Would you please print exactly the lines that run from the one with "What's the underlying" to the last line of the data, both included, without any pictures?

DATA section start

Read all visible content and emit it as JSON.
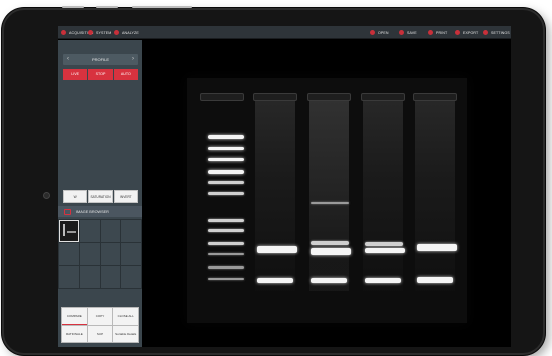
{
  "toolbar": {
    "left": [
      {
        "label": "ACQUISITION",
        "icon": "camera-icon"
      },
      {
        "label": "SYSTEM",
        "icon": "system-icon"
      },
      {
        "label": "ANALYZE",
        "icon": "analyze-icon"
      }
    ],
    "right": [
      {
        "label": "OPEN",
        "icon": "folder-icon"
      },
      {
        "label": "SAVE",
        "icon": "save-icon"
      },
      {
        "label": "PRINT",
        "icon": "print-icon"
      },
      {
        "label": "EXPORT",
        "icon": "export-icon"
      },
      {
        "label": "SETTINGS",
        "icon": "gear-icon"
      }
    ]
  },
  "profile": {
    "label": "PROFILE"
  },
  "modes": [
    "LIVE",
    "STOP",
    "AUTO"
  ],
  "options": [
    "W",
    "SATURATION",
    "INVERT"
  ],
  "browser": {
    "title": "IMAGE BROWSER"
  },
  "bottom_buttons": [
    "COMPARE",
    "COPY",
    "CLOSE ALL",
    "RATIONALE",
    "SUP",
    "Sortable Details"
  ],
  "colors": {
    "accent": "#d8323f",
    "panel": "#3b464d",
    "toolbar": "#2e3439",
    "gel_band": "#f4f4f4"
  }
}
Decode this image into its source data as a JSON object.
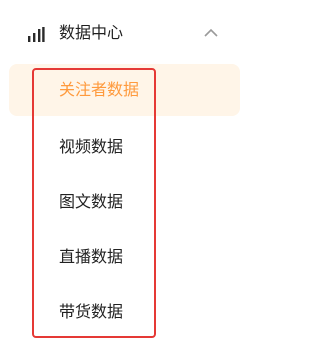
{
  "menu": {
    "title": "数据中心",
    "icon": "bar-chart-icon",
    "expanded": true,
    "collapse_icon": "chevron-up-icon",
    "items": [
      {
        "label": "关注者数据",
        "active": true
      },
      {
        "label": "视频数据",
        "active": false
      },
      {
        "label": "图文数据",
        "active": false
      },
      {
        "label": "直播数据",
        "active": false
      },
      {
        "label": "带货数据",
        "active": false
      }
    ]
  },
  "colors": {
    "active_text": "#ff9a3d",
    "active_background": "#fff5e8",
    "annotation_box": "#e53935"
  }
}
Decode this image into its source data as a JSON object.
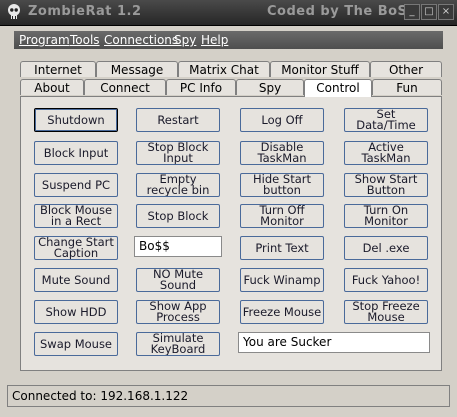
{
  "window": {
    "title": "ZombieRat 1.2",
    "credit": "Coded by The BoSS"
  },
  "menu": [
    "Program",
    "Tools",
    "Connections",
    "Spy",
    "Help"
  ],
  "tabs_row_back": [
    "Internet",
    "Message",
    "Matrix Chat",
    "Monitor Stuff",
    "Other"
  ],
  "tabs_row_front": [
    "About",
    "Connect",
    "PC Info",
    "Spy",
    "Control",
    "Fun"
  ],
  "active_tab": "Control",
  "buttons": [
    [
      "Shutdown",
      "Restart",
      "Log Off",
      "Set Data/Time"
    ],
    [
      "Block Input",
      "Stop Block Input",
      "Disable TaskMan",
      "Active TaskMan"
    ],
    [
      "Suspend PC",
      "Empty recycle bin",
      "Hide Start button",
      "Show Start Button"
    ],
    [
      "Block Mouse in a Rect",
      "Stop Block",
      "Turn Off Monitor",
      "Turn On Monitor"
    ],
    [
      "Change Start Caption",
      "",
      "Print Text",
      "Del .exe"
    ],
    [
      "Mute Sound",
      "NO Mute Sound",
      "Fuck Winamp",
      "Fuck Yahoo!"
    ],
    [
      "Show HDD",
      "Show App Process",
      "Freeze Mouse",
      "Stop Freeze Mouse"
    ],
    [
      "Swap Mouse",
      "Simulate KeyBoard",
      "",
      ""
    ]
  ],
  "caption_input_value": "Bo$$",
  "message_input_value": "You are Sucker",
  "status": "Connected to: 192.168.1.122",
  "colors": {
    "titlebar": "#2e2e2e",
    "menubar": "#5a5a5a",
    "button_border": "#4a6a9a"
  }
}
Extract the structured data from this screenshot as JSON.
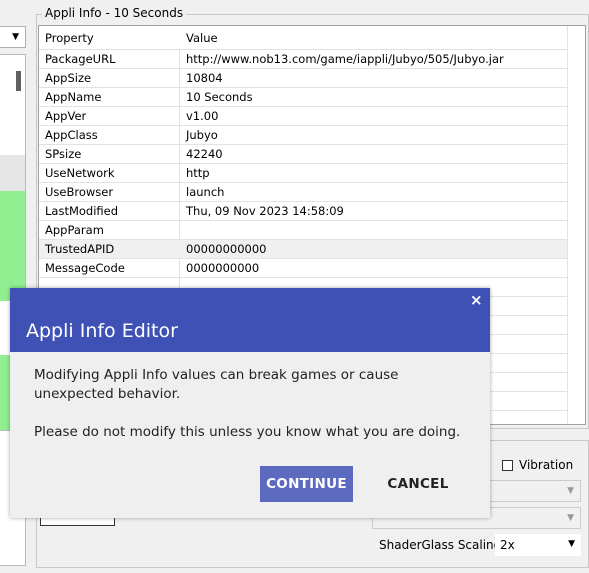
{
  "group_title": "Appli Info - 10 Seconds",
  "grid": {
    "header": {
      "property": "Property",
      "value": "Value"
    },
    "rows": [
      {
        "property": "PackageURL",
        "value": "http://www.nob13.com/game/iappli/Jubyo/505/Jubyo.jar"
      },
      {
        "property": "AppSize",
        "value": "10804"
      },
      {
        "property": "AppName",
        "value": "10 Seconds"
      },
      {
        "property": "AppVer",
        "value": "v1.00"
      },
      {
        "property": "AppClass",
        "value": "Jubyo"
      },
      {
        "property": "SPsize",
        "value": "42240"
      },
      {
        "property": "UseNetwork",
        "value": "http"
      },
      {
        "property": "UseBrowser",
        "value": "launch"
      },
      {
        "property": "LastModified",
        "value": "Thu, 09 Nov 2023 14:58:09"
      },
      {
        "property": "AppParam",
        "value": ""
      },
      {
        "property": "TrustedAPID",
        "value": "00000000000"
      },
      {
        "property": "MessageCode",
        "value": "0000000000"
      }
    ]
  },
  "vibration_label": "Vibration",
  "shader": {
    "label": "ShaderGlass Scaling",
    "value": "2x"
  },
  "dialog": {
    "title": "Appli Info Editor",
    "message1": "Modifying Appli Info values can break games or cause unexpected behavior.",
    "message2": "Please do not modify this unless you know what you are doing.",
    "continue_label": "CONTINUE",
    "cancel_label": "CANCEL",
    "close_glyph": "×"
  },
  "colors": {
    "dialog_header": "#3f51b5",
    "continue_button": "#5c6bc0",
    "highlight_green": "#90ee90"
  },
  "icons": {
    "dropdown": "chevron-down-icon",
    "close": "close-icon"
  }
}
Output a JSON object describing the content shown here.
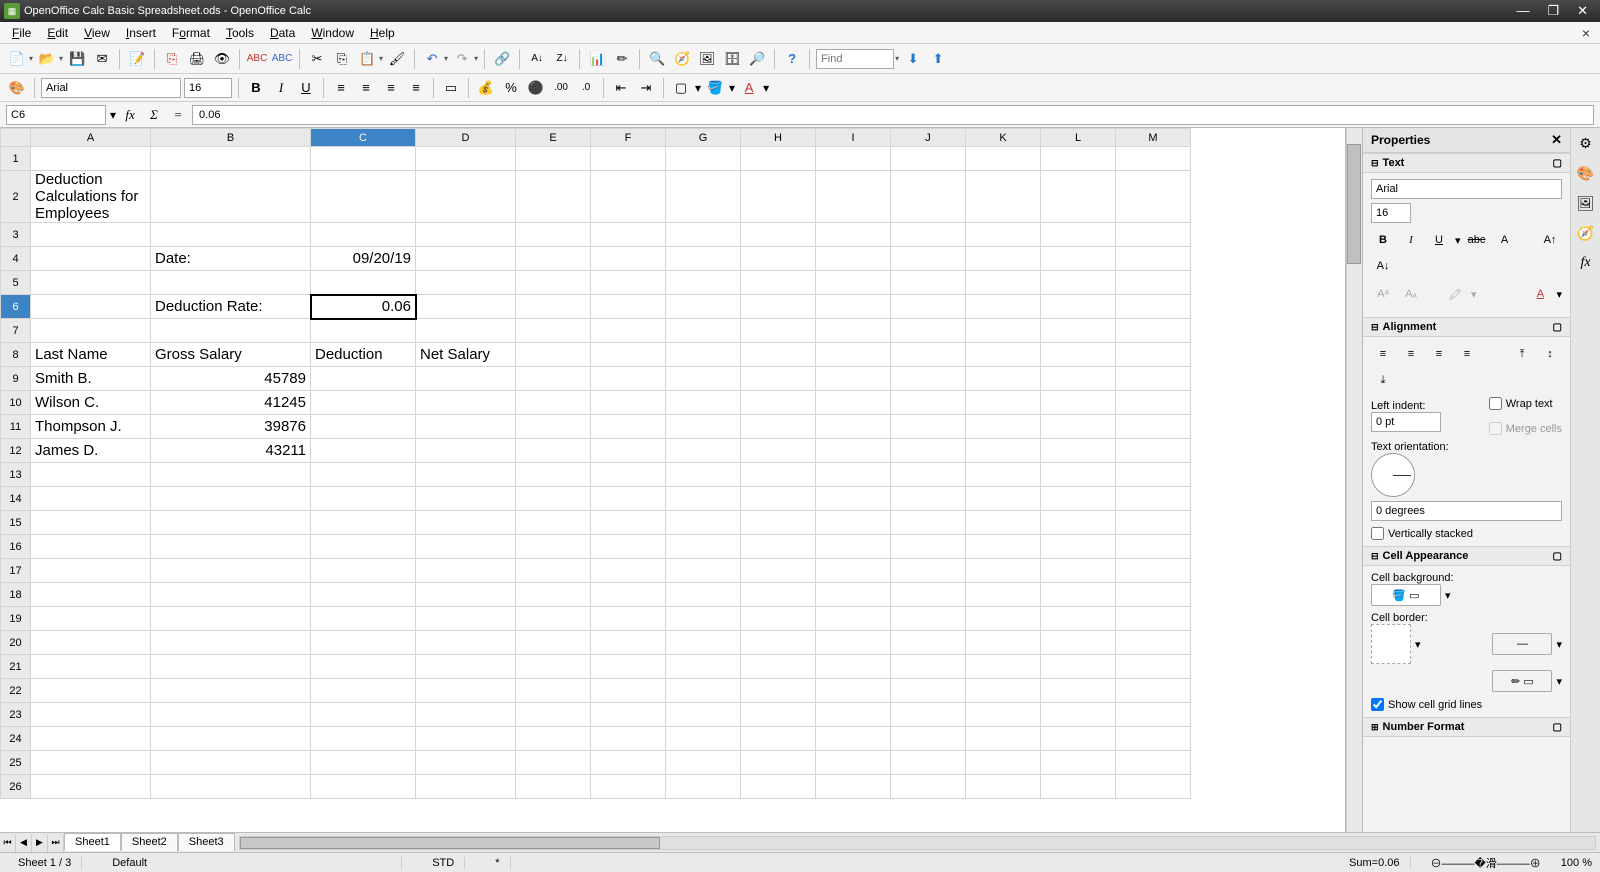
{
  "title": "OpenOffice Calc Basic Spreadsheet.ods - OpenOffice Calc",
  "menu": [
    "File",
    "Edit",
    "View",
    "Insert",
    "Format",
    "Tools",
    "Data",
    "Window",
    "Help"
  ],
  "find_placeholder": "Find",
  "font": {
    "name": "Arial",
    "size": "16"
  },
  "namebox": "C6",
  "formula": "0.06",
  "columns": [
    "A",
    "B",
    "C",
    "D",
    "E",
    "F",
    "G",
    "H",
    "I",
    "J",
    "K",
    "L",
    "M"
  ],
  "rows": 26,
  "selected": {
    "col": "C",
    "row": 6
  },
  "cells": {
    "A2": "Deduction Calculations for Employees",
    "B4": "Date:",
    "C4": "09/20/19",
    "B6": "Deduction Rate:",
    "C6": "0.06",
    "A8": "Last Name",
    "B8": "Gross Salary",
    "C8": "Deduction",
    "D8": "Net Salary",
    "A9": "Smith B.",
    "B9": "45789",
    "A10": "Wilson C.",
    "B10": "41245",
    "A11": "Thompson J.",
    "B11": "39876",
    "A12": "James D.",
    "B12": "43211"
  },
  "right_aligned": [
    "C4",
    "C6",
    "B9",
    "B10",
    "B11",
    "B12"
  ],
  "tabs": [
    "Sheet1",
    "Sheet2",
    "Sheet3"
  ],
  "active_tab": 0,
  "status": {
    "sheet": "Sheet 1 / 3",
    "style": "Default",
    "mode": "STD",
    "modified": "*",
    "sum": "Sum=0.06",
    "zoom": "100 %"
  },
  "sidebar": {
    "title": "Properties",
    "text_section": "Text",
    "alignment_section": "Alignment",
    "left_indent_label": "Left indent:",
    "left_indent_value": "0 pt",
    "wrap_text": "Wrap text",
    "merge_cells": "Merge cells",
    "text_orientation_label": "Text orientation:",
    "orientation_value": "0 degrees",
    "vertically_stacked": "Vertically stacked",
    "cell_appearance_section": "Cell Appearance",
    "cell_background_label": "Cell background:",
    "cell_border_label": "Cell border:",
    "show_grid": "Show cell grid lines",
    "number_format_section": "Number Format"
  }
}
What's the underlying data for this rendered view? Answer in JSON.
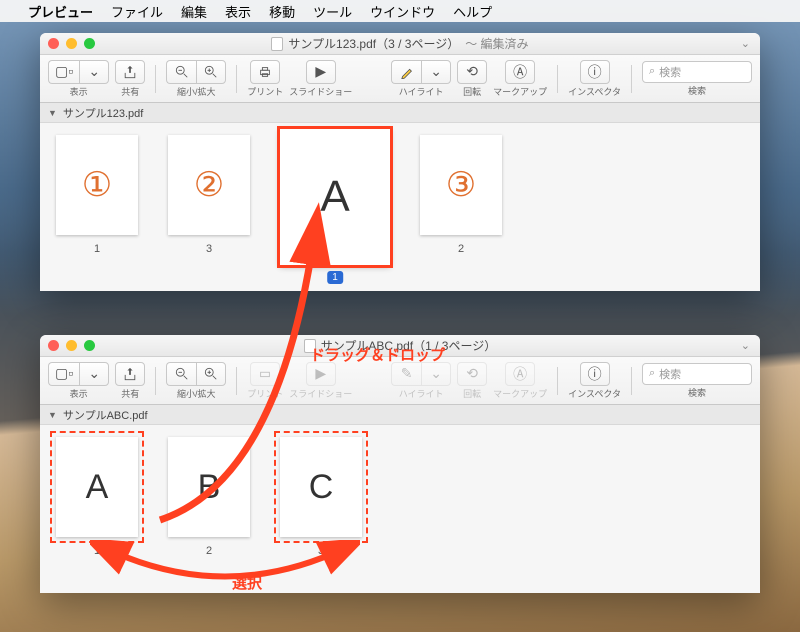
{
  "menubar": {
    "apple": "",
    "app": "プレビュー",
    "items": [
      "ファイル",
      "編集",
      "表示",
      "移動",
      "ツール",
      "ウインドウ",
      "ヘルプ"
    ]
  },
  "window1": {
    "title": "サンプル123.pdf（3 / 3ページ）",
    "status": "〜 編集済み",
    "sidebar": "サンプル123.pdf",
    "thumbs": [
      {
        "glyph": "①",
        "label": "1",
        "kind": "circled"
      },
      {
        "glyph": "②",
        "label": "3",
        "kind": "circled"
      },
      {
        "glyph": "A",
        "label": "",
        "kind": "big",
        "badge": "1"
      },
      {
        "glyph": "③",
        "label": "2",
        "kind": "circled"
      }
    ]
  },
  "window2": {
    "title": "サンプルABC.pdf（1 / 3ページ）",
    "sidebar": "サンプルABC.pdf",
    "thumbs": [
      {
        "glyph": "A",
        "label": "1",
        "kind": "letter",
        "selected": true
      },
      {
        "glyph": "B",
        "label": "2",
        "kind": "letter"
      },
      {
        "glyph": "C",
        "label": "3",
        "kind": "letter",
        "selected": true
      }
    ]
  },
  "toolbar": {
    "view": "表示",
    "share": "共有",
    "zoom": "縮小/拡大",
    "print": "プリント",
    "slideshow": "スライドショー",
    "highlight": "ハイライト",
    "rotate": "回転",
    "markup": "マークアップ",
    "inspector": "インスペクタ",
    "search_ph": "検索",
    "search_lbl": "検索"
  },
  "annotations": {
    "drag": "ドラッグ＆ドロップ",
    "select": "選択"
  }
}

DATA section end

# [REPLY]
What's the underlying data for this rendered view? Answer in JSON.
{
  "menubar": {
    "apple": "",
    "app": "プレビュー",
    "items": [
      "ファイル",
      "編集",
      "表示",
      "移動",
      "ツール",
      "ウインドウ",
      "ヘルプ"
    ]
  },
  "window1": {
    "title": "サンプル123.pdf（3 / 3ページ）",
    "status": "〜 編集済み",
    "sidebar": "サンプル123.pdf",
    "thumbs": [
      {
        "glyph": "①",
        "label": "1",
        "kind": "circled"
      },
      {
        "glyph": "②",
        "label": "3",
        "kind": "circled"
      },
      {
        "glyph": "A",
        "label": "",
        "kind": "big",
        "badge": "1"
      },
      {
        "glyph": "③",
        "label": "2",
        "kind": "circled"
      }
    ]
  },
  "window2": {
    "title": "サンプルABC.pdf（1 / 3ページ）",
    "sidebar": "サンプルABC.pdf",
    "thumbs": [
      {
        "glyph": "A",
        "label": "1",
        "kind": "letter",
        "selected": true
      },
      {
        "glyph": "B",
        "label": "2",
        "kind": "letter"
      },
      {
        "glyph": "C",
        "label": "3",
        "kind": "letter",
        "selected": true
      }
    ]
  },
  "toolbar": {
    "view": "表示",
    "share": "共有",
    "zoom": "縮小/拡大",
    "print": "プリント",
    "slideshow": "スライドショー",
    "highlight": "ハイライト",
    "rotate": "回転",
    "markup": "マークアップ",
    "inspector": "インスペクタ",
    "search_ph": "検索",
    "search_lbl": "検索"
  },
  "annotations": {
    "drag": "ドラッグ＆ドロップ",
    "select": "選択"
  }
}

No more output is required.